Activism is more than just the stereotypical protest and civil disobedience. But being an activist is part of being an ethical member of your community. We are human beings; we are meant to work together. If we don’t use our skills and resources to make our communities better, in whatever form that takes for our particular circumstances, then we are giving up part of what it is to be human.

Why we need a higher minimum wage

Imagine an auction where your work is up for sale; but many other people’s work is also up for sale, so that some lots will always remain unsold. There are more workers than jobs.

What is the best strategy for someone who wants a worker, any worker? It is to be the first to bid, bid the minimum, and then not raise anyone else’s bid. Raising is counterproductive because supply exceeds demand, and one can always wait until other buyers have hired their workers to bid the minimum on one of the lots left over. Because this is the ideal strategy, everyone will be using it. Every lot of work that can be bought, is bought, and for the minimum possible price.

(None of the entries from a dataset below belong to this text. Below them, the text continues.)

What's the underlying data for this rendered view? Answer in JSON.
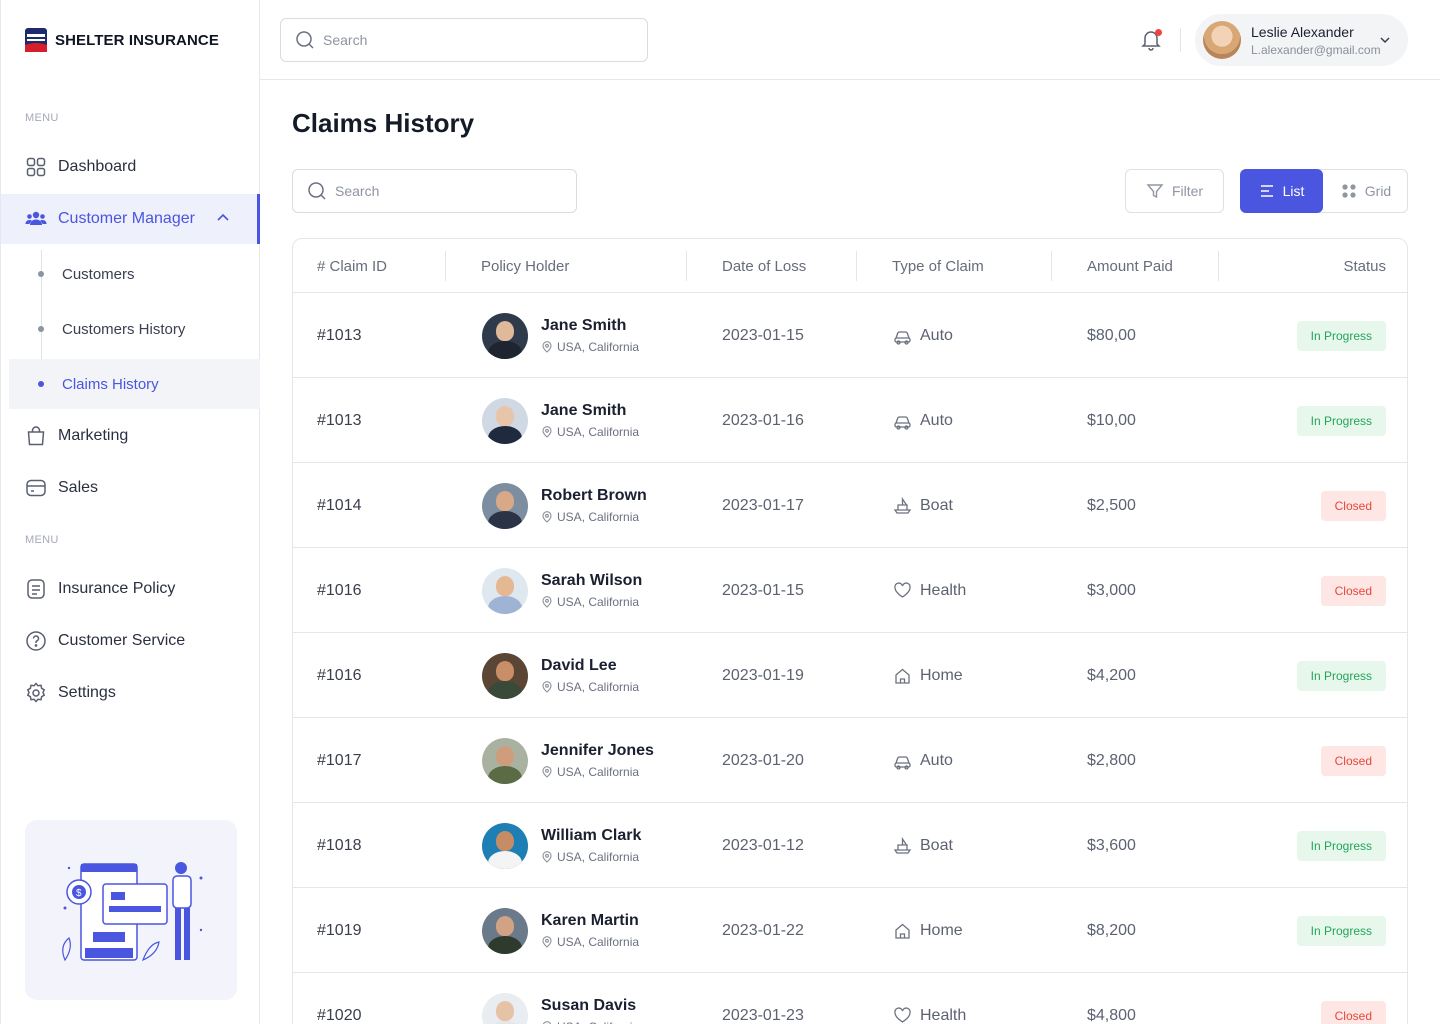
{
  "brand": {
    "name": "SHELTER INSURANCE"
  },
  "sidebar": {
    "menu_caption_1": "MENU",
    "menu_caption_2": "MENU",
    "items": [
      {
        "label": "Dashboard",
        "icon": "grid-icon"
      },
      {
        "label": "Customer Manager",
        "icon": "users-icon",
        "active": true,
        "expanded": true
      },
      {
        "label": "Marketing",
        "icon": "bag-icon"
      },
      {
        "label": "Sales",
        "icon": "card-icon"
      }
    ],
    "sub_items": [
      {
        "label": "Customers"
      },
      {
        "label": "Customers History"
      },
      {
        "label": "Claims History",
        "active": true
      }
    ],
    "items_2": [
      {
        "label": "Insurance Policy",
        "icon": "document-icon"
      },
      {
        "label": "Customer Service",
        "icon": "help-icon"
      },
      {
        "label": "Settings",
        "icon": "gear-icon"
      }
    ]
  },
  "topbar": {
    "search_placeholder": "Search",
    "user": {
      "name": "Leslie Alexander",
      "email": "L.alexander@gmail.com"
    }
  },
  "main": {
    "title": "Claims History",
    "search_placeholder": "Search",
    "filter_label": "Filter",
    "list_label": "List",
    "grid_label": "Grid"
  },
  "colors": {
    "accent": "#4a55e0",
    "in_progress_bg": "#e8f7ec",
    "in_progress_text": "#22a559",
    "closed_bg": "#fde6e4",
    "closed_text": "#e5483c"
  },
  "table": {
    "columns": [
      "# Claim ID",
      "Policy Holder",
      "Date of Loss",
      "Type of Claim",
      "Amount Paid",
      "Status"
    ],
    "rows": [
      {
        "id": "#1013",
        "name": "Jane Smith",
        "location": "USA, California",
        "date": "2023-01-15",
        "type": "Auto",
        "type_icon": "car-icon",
        "amount": "$80,00",
        "status": "In Progress",
        "status_kind": "progress"
      },
      {
        "id": "#1013",
        "name": "Jane Smith",
        "location": "USA, California",
        "date": "2023-01-16",
        "type": "Auto",
        "type_icon": "car-icon",
        "amount": "$10,00",
        "status": "In Progress",
        "status_kind": "progress"
      },
      {
        "id": "#1014",
        "name": "Robert Brown",
        "location": "USA, California",
        "date": "2023-01-17",
        "type": "Boat",
        "type_icon": "boat-icon",
        "amount": "$2,500",
        "status": "Closed",
        "status_kind": "closed"
      },
      {
        "id": "#1016",
        "name": "Sarah Wilson",
        "location": "USA, California",
        "date": "2023-01-15",
        "type": "Health",
        "type_icon": "heart-icon",
        "amount": "$3,000",
        "status": "Closed",
        "status_kind": "closed"
      },
      {
        "id": "#1016",
        "name": "David Lee",
        "location": "USA, California",
        "date": "2023-01-19",
        "type": "Home",
        "type_icon": "home-icon",
        "amount": "$4,200",
        "status": "In Progress",
        "status_kind": "progress"
      },
      {
        "id": "#1017",
        "name": "Jennifer Jones",
        "location": "USA, California",
        "date": "2023-01-20",
        "type": "Auto",
        "type_icon": "car-icon",
        "amount": "$2,800",
        "status": "Closed",
        "status_kind": "closed"
      },
      {
        "id": "#1018",
        "name": "William Clark",
        "location": "USA, California",
        "date": "2023-01-12",
        "type": "Boat",
        "type_icon": "boat-icon",
        "amount": "$3,600",
        "status": "In Progress",
        "status_kind": "progress"
      },
      {
        "id": "#1019",
        "name": "Karen Martin",
        "location": "USA, California",
        "date": "2023-01-22",
        "type": "Home",
        "type_icon": "home-icon",
        "amount": "$8,200",
        "status": "In Progress",
        "status_kind": "progress"
      },
      {
        "id": "#1020",
        "name": "Susan Davis",
        "location": "USA, California",
        "date": "2023-01-23",
        "type": "Health",
        "type_icon": "heart-icon",
        "amount": "$4,800",
        "status": "Closed",
        "status_kind": "closed"
      }
    ]
  }
}
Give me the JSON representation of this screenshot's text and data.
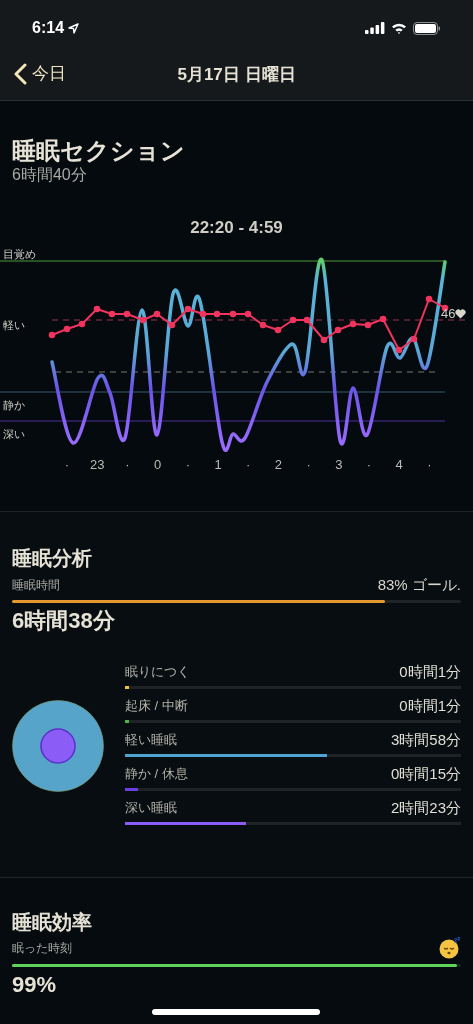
{
  "status_bar": {
    "time": "6:14"
  },
  "nav": {
    "back_label": "今日",
    "title": "5月17日 日曜日"
  },
  "sleep_section": {
    "title": "睡眠セクション",
    "duration": "6時間40分",
    "chart": {
      "time_range": "22:20 - 4:59",
      "stage_labels": [
        "目覚め",
        "軽い",
        "静か",
        "深い"
      ],
      "x_labels": [
        "·",
        "23",
        "·",
        "0",
        "·",
        "1",
        "·",
        "2",
        "·",
        "3",
        "·",
        "4",
        "·"
      ],
      "heart_rate_label": "46"
    }
  },
  "analysis": {
    "title": "睡眠分析",
    "duration_label": "睡眠時間",
    "goal": "83% ゴール.",
    "goal_bar": {
      "level": 0.83
    },
    "duration": "6時間38分",
    "stages": [
      {
        "name": "眠りにつく",
        "value": "0時間1分",
        "level": 0.012,
        "color": "#f2c230"
      },
      {
        "name": "起床 / 中断",
        "value": "0時間1分",
        "level": 0.012,
        "color": "#4cb648"
      },
      {
        "name": "軽い睡眠",
        "value": "3時間58分",
        "level": 0.6,
        "color": "#4ea3d2"
      },
      {
        "name": "静か / 休息",
        "value": "0時間15分",
        "level": 0.04,
        "color": "#6a3fe0"
      },
      {
        "name": "深い睡眠",
        "value": "2時間23分",
        "level": 0.36,
        "color": "#8b5cf6"
      }
    ]
  },
  "efficiency": {
    "title": "睡眠効率",
    "label": "眠った時刻",
    "bar": {
      "level": 0.99
    },
    "value": "99%"
  }
}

For the worker, the only possible strategy is to accept any bid, because if they do not accept, they will be left till last and their work will be one of the unsold lots.

There is a way out for the worker, and that is to learn a skilled trade. However, this is a way out only for that worker. Other unskilled workers are still caught in the same system, and because there are still unskilled jobs and unskilled workers, the minimum-wage auction will go on as before.

Moreover, if too many workers learn skilled trades, employers in those trades will fulfill their quotas, leaving these overqualified workers to compete for unskilled jobs where their skills are irrelevant–back to the minimum-wage auction.

When the minimum wage is too low, the unskilled (or overqualified) worker naturally tries to fill their own needs, usually by taking more than one job, and by adding more family members–children and spouses–to the job market, to take jobs rather than being homemakers or students. This unbalances the system even further: There are yet more workers, and yet fewer jobs. The employer is able to bid even lower, and the worker must immediately accept any offer they can, for fear of not being employed at all.

When the employer hits the federal minimum wage, they cannot reduce the worker’s pay further; but they can still split jobs into part-time positions without benefits, hire people to work for tips, and hire “self-employed” “independent contractors” who can be paid less than minimum wage because they are technically not their employees. And this is what they do, because the market permits them to do it, because people still take those jobs, because those are the only ones they can get.

We have too many people in the work force and too few jobs for them to do. A low minimum wage forces more people to take more jobs, while simultaneously allowing employers to pay less.

If we raised the minimum wage, then there would be fewer workers, because a minimum wage job would once again be enough to support a family. Many jobs are being replaced with automation, but because of the higher minimum wage, those jobs would no longer be desperately fought over by unskilled workers.

As more jobs are replaced by automation, we may end up with the same scenario again: People fight over jobs, and employers find ways to pay less and less. At this point, we would need to institute a universal basic income, paid for by taxes on corporations. There’s simply no way around that–even though it might slow down when employers are forced to stop hiring so many part-timers and contractors, the number of jobs will eventually be much less than the number of people willing to work. At that point, those extra workers will be supported by universal basic income and, instead, do unpaid work like art, volunteer work, or study. The only alternative to this is a world in which a majority of unskilled workers are barely scraping by on half a job, crammed together in apartments that take five salaries to pay for, unable to afford health care, higher education, or anything but the next day’s low-quality food–and sometimes not even that.